**Task goal:** Using the data below, copy each line that includes the word "Reservation".

**Information:**
________________________

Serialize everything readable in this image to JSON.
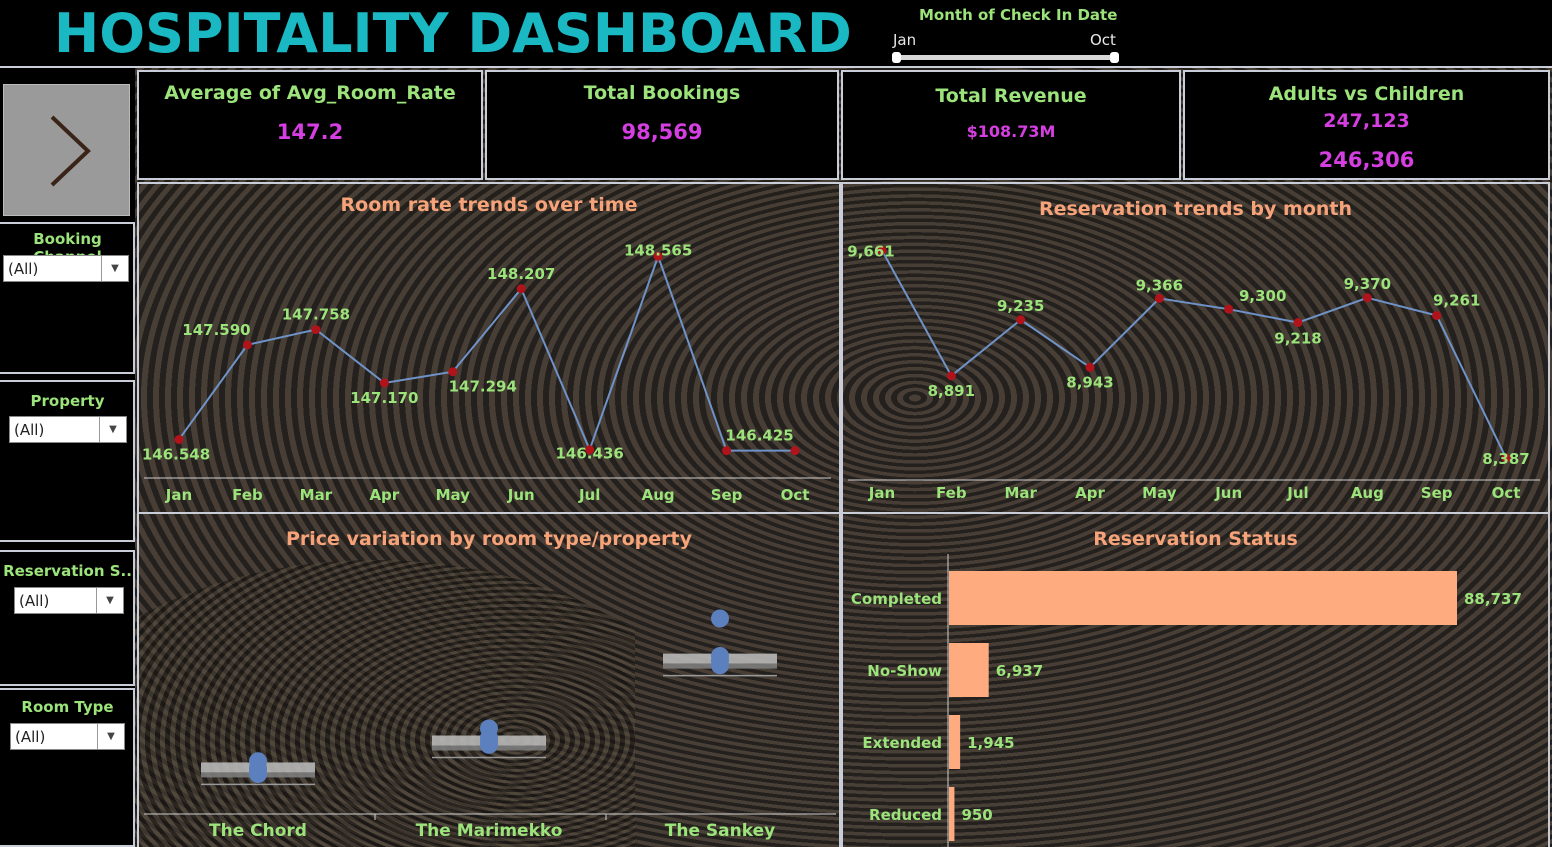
{
  "header": {
    "title": "HOSPITALITY DASHBOARD",
    "filter_label": "Month of Check In Date",
    "filter_min": "Jan",
    "filter_max": "Oct"
  },
  "sidebar": {
    "filters": [
      {
        "label": "Booking Channel",
        "value": "(All)"
      },
      {
        "label": "Property",
        "value": "(All)"
      },
      {
        "label": "Reservation S..",
        "value": "(All)"
      },
      {
        "label": "Room Type",
        "value": "(All)"
      }
    ]
  },
  "kpis": [
    {
      "title": "Average of Avg_Room_Rate",
      "value": "147.2"
    },
    {
      "title": "Total Bookings",
      "value": "98,569"
    },
    {
      "title": "Total Revenue",
      "value": "$108.73M"
    },
    {
      "title": "Adults vs Children",
      "value": "247,123",
      "value2": "246,306"
    }
  ],
  "colors": {
    "line": "#6f93c8",
    "marker": "#b0141a",
    "label": "#9be37a",
    "bar": "#ffab80",
    "title": "#f7a37a",
    "kpi_value": "#d53ee0",
    "header_title": "#19b8c2"
  },
  "chart_data": [
    {
      "type": "line",
      "title": "Room rate trends over time",
      "categories": [
        "Jan",
        "Feb",
        "Mar",
        "Apr",
        "May",
        "Jun",
        "Jul",
        "Aug",
        "Sep",
        "Oct"
      ],
      "values": [
        146.548,
        147.59,
        147.758,
        147.17,
        147.294,
        148.207,
        146.436,
        148.565,
        146.425,
        146.425
      ],
      "labels": [
        "146.548",
        "147.590",
        "147.758",
        "147.170",
        "147.294",
        "148.207",
        "146.436",
        "148.565",
        "146.425",
        ""
      ],
      "ylim": [
        146.3,
        148.7
      ]
    },
    {
      "type": "line",
      "title": "Reservation trends by month",
      "categories": [
        "Jan",
        "Feb",
        "Mar",
        "Apr",
        "May",
        "Jun",
        "Jul",
        "Aug",
        "Sep",
        "Oct"
      ],
      "values": [
        9661,
        8891,
        9235,
        8943,
        9366,
        9300,
        9218,
        9370,
        9261,
        8387
      ],
      "labels": [
        "9,661",
        "8,891",
        "9,235",
        "8,943",
        "9,366",
        "9,300",
        "9,218",
        "9,370",
        "9,261",
        "8,387"
      ],
      "ylim": [
        8350,
        9700
      ]
    },
    {
      "type": "scatter",
      "title": "Price variation by room type/property",
      "categories": [
        "The Chord",
        "The Marimekko",
        "The Sankey"
      ],
      "points": [
        {
          "category": "The Chord",
          "values": [
            128,
            122,
            120,
            117
          ]
        },
        {
          "category": "The Marimekko",
          "values": [
            156,
            148,
            145,
            142
          ]
        },
        {
          "category": "The Sankey",
          "values": [
            250,
            218,
            214,
            210
          ]
        }
      ],
      "medians": [
        121,
        144,
        214
      ]
    },
    {
      "type": "bar",
      "title": "Reservation Status",
      "categories": [
        "Completed",
        "No-Show",
        "Extended",
        "Reduced"
      ],
      "values": [
        88737,
        6937,
        1945,
        950
      ],
      "labels": [
        "88,737",
        "6,937",
        "1,945",
        "950"
      ]
    }
  ]
}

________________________

**Written response:**
        "label": "Reservation S..",
      "title": "Reservation trends by month",
      "title": "Reservation Status",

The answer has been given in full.